Human scales are not sensitive enough to pick up on gradual changes nor detect very light puppies. Veterinarian scales can be quite pricey.
For an affordable alternative, food scales work great for weighing your Chi pup.
3. Factors that affect a Chihuahua puppy’s growth
Genetics plays a big part in determining how big or small your puppy will grow up to be. However, it’s not the only contributing factor. Diet, activity, and health are all things that can affect your pup’s growth rate.
Chihuahua puppies require proper nutrition from puppy food formulated especially for small dogs to grow well.
It should be a well-balanced diet composed of adequate protein, amino acids, fatty acids, calcium, phosphorus, carbs, and fiber. Insufficient nutrition could cause the puppy to be stunted.
Too much physical activity could also stunt your puppy’s growth. As delicate breeds, they should not be encouraged to jump from high places.
Even going down the steps could hurt their growth plates. Once fractured, it would stop developing or grow incorrectly.
4. Health issues that can influence a Chi pup’s growth
Chihuahuas don’t have many genetic health issues. Low blood sugar is a common occurrence, not due to their breed but due to their tiny size.
That’s why they should be fed small meals several times a day instead of just one or two larger meals.
Diseases will most certainly curb your puppy’s growth. Parasites such as roundworms, whipworms, and hookworms can affect their nutritional intake and wreak havoc on their development.
That’s why it’s necessary to stay on top of your pup’s deworming schedule.
On the flip side, if your puppy has a disability that prevents him from being active, it could cause unhealthy weight gain.
5. Dangers of stunted or accelerated growth
It’s challenging to know if Chihuahuas are growing properly because they’re so little. If your puppy is underweight, you should increase his food intake.
Keep monitoring his growth, and if the additional food is not doing anything, you should consider going to the vet to rule out any underlying illnesses.
6. At what age does a Chihuahua puppy stop growing?
Chihuahuas usually get close to their adult size by the time they’re six months old. Their growth will taper to a stop around the one-year mark. Some might stop growing at two, but that’s very rare.
7. What’s the best age to spay/neuter a Chihuahua?
The best time to spay females is right before their first heat, which generally occurs between six to eight months. The optimum time to get your female Chihuahua fixed is around three to six months old.
Neutering before sexual maturity causes certain developmental problems in larger breeds.

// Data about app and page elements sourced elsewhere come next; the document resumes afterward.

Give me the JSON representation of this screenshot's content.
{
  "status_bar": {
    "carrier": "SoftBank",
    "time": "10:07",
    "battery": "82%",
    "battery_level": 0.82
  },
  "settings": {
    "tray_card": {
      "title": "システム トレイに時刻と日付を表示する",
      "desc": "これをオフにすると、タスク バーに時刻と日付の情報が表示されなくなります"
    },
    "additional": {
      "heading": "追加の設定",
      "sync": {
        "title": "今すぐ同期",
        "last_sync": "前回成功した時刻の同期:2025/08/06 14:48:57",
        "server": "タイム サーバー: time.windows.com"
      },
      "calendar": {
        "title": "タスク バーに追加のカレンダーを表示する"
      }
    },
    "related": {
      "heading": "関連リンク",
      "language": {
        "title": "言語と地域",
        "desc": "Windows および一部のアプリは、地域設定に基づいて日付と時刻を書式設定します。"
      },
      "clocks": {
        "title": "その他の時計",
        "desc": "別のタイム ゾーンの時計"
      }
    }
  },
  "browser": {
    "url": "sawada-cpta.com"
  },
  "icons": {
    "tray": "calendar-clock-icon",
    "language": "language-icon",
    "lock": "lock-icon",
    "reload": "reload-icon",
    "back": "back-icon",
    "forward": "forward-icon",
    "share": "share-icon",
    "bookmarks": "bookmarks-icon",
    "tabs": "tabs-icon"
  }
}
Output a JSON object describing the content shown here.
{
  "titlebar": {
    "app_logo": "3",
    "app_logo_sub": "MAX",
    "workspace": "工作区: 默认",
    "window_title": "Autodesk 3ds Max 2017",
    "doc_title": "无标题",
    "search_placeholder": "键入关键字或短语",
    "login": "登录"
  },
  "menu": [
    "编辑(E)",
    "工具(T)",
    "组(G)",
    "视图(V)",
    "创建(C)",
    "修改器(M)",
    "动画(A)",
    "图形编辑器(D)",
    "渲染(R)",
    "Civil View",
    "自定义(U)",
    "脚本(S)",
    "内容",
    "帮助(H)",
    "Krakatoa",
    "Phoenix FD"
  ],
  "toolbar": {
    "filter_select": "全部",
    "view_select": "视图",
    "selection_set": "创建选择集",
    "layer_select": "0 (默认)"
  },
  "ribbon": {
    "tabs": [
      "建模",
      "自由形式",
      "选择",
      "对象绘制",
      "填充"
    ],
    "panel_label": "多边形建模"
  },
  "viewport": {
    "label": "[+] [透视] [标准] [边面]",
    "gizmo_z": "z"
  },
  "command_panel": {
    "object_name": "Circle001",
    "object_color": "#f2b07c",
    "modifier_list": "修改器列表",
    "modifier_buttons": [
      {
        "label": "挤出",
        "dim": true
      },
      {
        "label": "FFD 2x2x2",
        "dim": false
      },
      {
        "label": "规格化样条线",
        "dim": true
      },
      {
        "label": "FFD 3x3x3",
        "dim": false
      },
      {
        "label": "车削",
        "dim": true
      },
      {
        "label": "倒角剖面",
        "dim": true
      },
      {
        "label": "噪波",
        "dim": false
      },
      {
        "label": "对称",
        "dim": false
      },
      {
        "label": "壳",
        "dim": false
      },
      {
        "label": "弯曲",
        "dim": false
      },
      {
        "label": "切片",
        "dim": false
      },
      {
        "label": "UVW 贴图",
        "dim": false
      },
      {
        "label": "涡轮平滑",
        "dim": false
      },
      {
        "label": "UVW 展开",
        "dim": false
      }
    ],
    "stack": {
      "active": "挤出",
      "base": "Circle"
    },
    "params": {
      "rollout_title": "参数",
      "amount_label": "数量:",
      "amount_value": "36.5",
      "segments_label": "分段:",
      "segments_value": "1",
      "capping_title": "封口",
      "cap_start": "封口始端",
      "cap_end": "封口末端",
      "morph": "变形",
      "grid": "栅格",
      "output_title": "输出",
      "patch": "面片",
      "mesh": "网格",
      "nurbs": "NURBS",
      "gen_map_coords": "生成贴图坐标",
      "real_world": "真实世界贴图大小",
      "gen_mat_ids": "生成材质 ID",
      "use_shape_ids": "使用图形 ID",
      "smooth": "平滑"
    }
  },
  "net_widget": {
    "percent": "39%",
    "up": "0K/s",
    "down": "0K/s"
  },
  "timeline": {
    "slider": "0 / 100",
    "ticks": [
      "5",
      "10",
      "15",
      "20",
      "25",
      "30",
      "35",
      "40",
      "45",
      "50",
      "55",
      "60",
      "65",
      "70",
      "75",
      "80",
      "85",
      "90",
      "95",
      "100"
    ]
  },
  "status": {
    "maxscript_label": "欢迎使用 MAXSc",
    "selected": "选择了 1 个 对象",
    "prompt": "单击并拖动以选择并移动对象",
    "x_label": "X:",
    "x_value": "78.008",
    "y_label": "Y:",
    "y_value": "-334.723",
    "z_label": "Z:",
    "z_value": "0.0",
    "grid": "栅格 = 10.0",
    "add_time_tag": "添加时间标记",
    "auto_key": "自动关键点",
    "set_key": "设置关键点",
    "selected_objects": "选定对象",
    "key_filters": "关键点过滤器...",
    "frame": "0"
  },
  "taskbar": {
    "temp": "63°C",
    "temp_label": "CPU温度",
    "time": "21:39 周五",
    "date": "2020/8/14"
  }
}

Since the Chihuahua is not at risk for developing these problems, neutering them before six months is recommended, so they don’t develop any territorial behaviors such as marking.
While spaying and neutering have always been recommended for their health benefits, recent studies show that fixing your dog could lead to certain health problems. Castrated animals tend to be obese.
That being said, there are also benefits to neutering, such as eliminating the risk of having unwanted pregnancies or tumors.
8. Will my Chihuahua still grow after being neutered?
Yes! There’s no reason that your Chihuahua will stop growing after he’s neutered, so don’t let that stop you.
If you’re hoping that neutering might curb some of his behavioral problems, you should talk to your vet to better manage your expectations.
Particular concerns can be exacerbated with neutering due to the sudden drop in hormones.
Is your Chi on track based on our Chihuahua growth chart?
These tiny dogs are great companions, and only Chihuahua owners know what a joy they are.
Isn’t this breed the perfect size to bring anywhere? How big or how small is your fido based on our Chihuahua growth chart? Let us know below!
Cess is the Head of Content Writing at K9 Web and a passionate dog care expert with over 5 years of experience in the Pet Industry. With a background in animal science, dog training, and behavior consulting, her hands-on experience and extensive knowledge make her a trusted source for dog owners.
When not writing or leading the K9 Web content team, Cess can be found volunteering at local shelters and participating in dog-related events.